    ...continued from page 1

    June marks the end of the summer holiday season and the resumption of activities throughout Mumbai and the rest of India. This is also true for us here at the American Center. June is a busy month in which we are focusing on three important subjects: World Environment Day; Lesbian, Gay, Bisexual, and Transgender Pride Month; and Global Economic Statecraft Day. We invite you to stop by Churchgate station between June 5 and 7 to see an exhibit on “Going Green” put together by the Bombay Natural History Society and sponsored by the American Center. While there, you can see the pledge to go green. Also, American Center staff will be distributing free tree saplings at Oberoi Mall in Goregaon-East on Friday, June 8 between 3 and 7:30 pm. Stop by the American Center booth to pick up your sapling to plant at home. On May 31, 2011, President Obama declared June to be Lesbian, Gay, Bisexual, and Transgender (LGBT) Pride Month. Each June, the United States commemorates the courageous individuals who have fought to achieve this promise for LGBT Americans, and we rededicate ourselves to the pursuit of equal rights for all, regardless of sexual orientation or gender identity. On June 21, we’ll be hosting a premier of the documentary “Stonewall Uprising.” The movie explores the 1969 Stonewall riots, which marked a major turning point in the modern gay civil rights movement in the United States and around the world. This 90-minute film draws upon eyewitness accounts and rare archival material to bring this pivotal event to life. This documentary film is based on David Carter's critically acclaimed book, “Stonewall: The Riots that Sparked the Gay Revolution.” We invite you to these events, as well as the many others we have planned. New programs are always being added, so be sure to check-in with us on our Facebook page, http://www.facebook.com/ Mumbai.usconsulate/events for the latest schedule. We hope to see you at the Library or at a program soon!

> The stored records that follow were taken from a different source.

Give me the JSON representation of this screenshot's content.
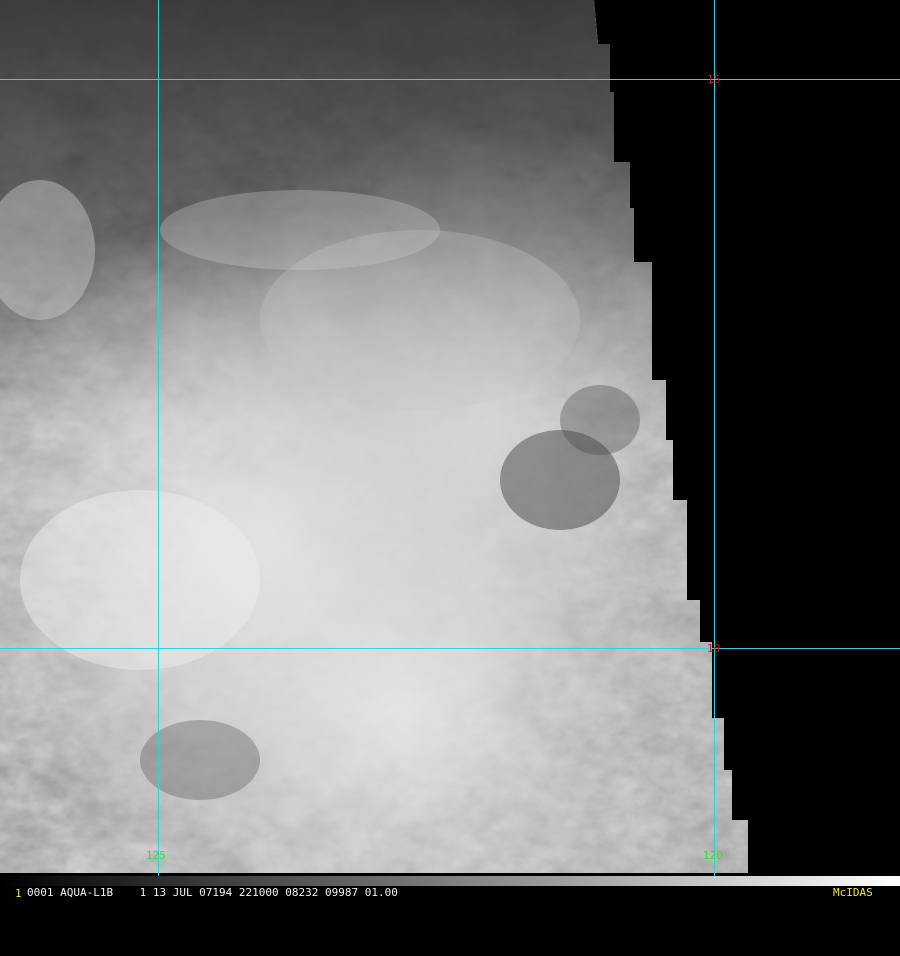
{
  "viewer": {
    "frame_number": "1",
    "header": "0001 AQUA-L1B    1 13 JUL 07194 221000 08232 09987 01.00",
    "brand": "McIDAS"
  },
  "colors": {
    "grid": "#2fd3dc",
    "lat_label": "#e01010",
    "lon_label": "#32e032",
    "frame_number": "#f4e44a",
    "header_text": "#f2f2f2",
    "brand": "#f4e44a",
    "no_data": "#000000"
  },
  "map": {
    "latitude_lines": [
      {
        "label": "15",
        "value": 15
      },
      {
        "label": "10",
        "value": 10
      }
    ],
    "longitude_lines": [
      {
        "label": "125",
        "value": 125
      },
      {
        "label": "120",
        "value": 120
      }
    ]
  }
}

    Angela Gemza Cultural Affairs Officer

    http://thelumberjack.org/news/virtual-classroom-creates-cultural-awareness http://thelumberjack.org/news/virtual-classroom-creates-cultural-awareness mailto:mumbaipublicaffairs@state.gov mailto:mumbaipublicaffairs@state.gov http://gaia.hq.nasa.gov/quiz/quiz_start-template.cfm http://www.facebook.com/Mumbai.usconsulate/events http://www.facebook.com/Mumbai.usconsulate/events

  • Call 022-26724231/4024 or email libref@state.gov for more information on membership at the American Library.

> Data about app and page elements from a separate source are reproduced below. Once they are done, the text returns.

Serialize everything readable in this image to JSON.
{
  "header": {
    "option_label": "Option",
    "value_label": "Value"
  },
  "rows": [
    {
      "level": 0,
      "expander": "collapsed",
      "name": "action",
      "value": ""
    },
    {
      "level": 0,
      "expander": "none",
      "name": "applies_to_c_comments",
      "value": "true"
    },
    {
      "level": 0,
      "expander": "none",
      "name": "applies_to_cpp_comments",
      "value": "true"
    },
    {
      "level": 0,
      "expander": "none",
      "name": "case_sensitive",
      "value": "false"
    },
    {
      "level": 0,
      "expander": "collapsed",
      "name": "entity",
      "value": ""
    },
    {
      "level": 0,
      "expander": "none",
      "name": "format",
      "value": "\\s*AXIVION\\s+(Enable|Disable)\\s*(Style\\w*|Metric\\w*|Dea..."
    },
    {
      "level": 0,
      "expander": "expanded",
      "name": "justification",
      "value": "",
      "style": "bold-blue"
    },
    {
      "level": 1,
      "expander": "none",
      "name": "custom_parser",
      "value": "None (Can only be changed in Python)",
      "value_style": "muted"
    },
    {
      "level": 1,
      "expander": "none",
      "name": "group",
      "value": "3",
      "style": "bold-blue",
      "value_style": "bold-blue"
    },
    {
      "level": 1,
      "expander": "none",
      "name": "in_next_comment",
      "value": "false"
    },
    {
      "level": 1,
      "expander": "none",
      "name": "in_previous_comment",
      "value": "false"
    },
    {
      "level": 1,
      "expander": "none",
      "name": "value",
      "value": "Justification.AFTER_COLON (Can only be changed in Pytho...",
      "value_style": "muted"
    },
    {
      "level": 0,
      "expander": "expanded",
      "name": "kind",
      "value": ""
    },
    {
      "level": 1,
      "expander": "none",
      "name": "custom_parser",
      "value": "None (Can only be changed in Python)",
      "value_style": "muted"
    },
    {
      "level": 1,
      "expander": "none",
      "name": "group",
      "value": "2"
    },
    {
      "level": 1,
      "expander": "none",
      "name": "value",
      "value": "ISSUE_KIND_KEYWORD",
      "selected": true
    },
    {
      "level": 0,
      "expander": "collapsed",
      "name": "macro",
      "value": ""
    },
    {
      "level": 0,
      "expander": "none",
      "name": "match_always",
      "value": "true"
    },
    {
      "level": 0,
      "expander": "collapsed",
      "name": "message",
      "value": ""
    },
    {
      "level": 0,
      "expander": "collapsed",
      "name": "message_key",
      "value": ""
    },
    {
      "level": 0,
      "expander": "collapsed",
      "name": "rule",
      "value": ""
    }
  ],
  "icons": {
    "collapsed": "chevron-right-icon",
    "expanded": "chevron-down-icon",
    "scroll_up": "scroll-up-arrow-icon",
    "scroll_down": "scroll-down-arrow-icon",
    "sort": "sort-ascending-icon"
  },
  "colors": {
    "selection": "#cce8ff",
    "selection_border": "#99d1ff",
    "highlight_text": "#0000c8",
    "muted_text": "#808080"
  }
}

    Admission to American Center programs, restricted to persons over 14, unless otherwise specified, is on a first-come, first-served basis. The auditorium doors will open 30 minutes before the start of the program. Please bring your photo ID for entry. No mobiles, computers, cameras or other electronic equipment al-

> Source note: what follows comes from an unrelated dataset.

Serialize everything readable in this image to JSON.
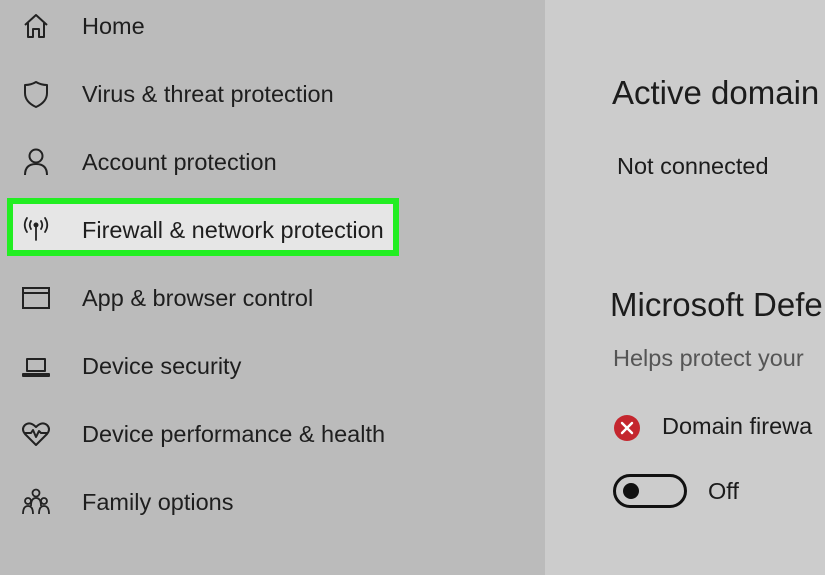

    Resources on Environment

    Databases on Environment – eLibraryUSA Access the databases at http://elibraryusa.state.gov GreenFILE GreenFILE offers well-researched information covering all aspects of human impact to the environment. Its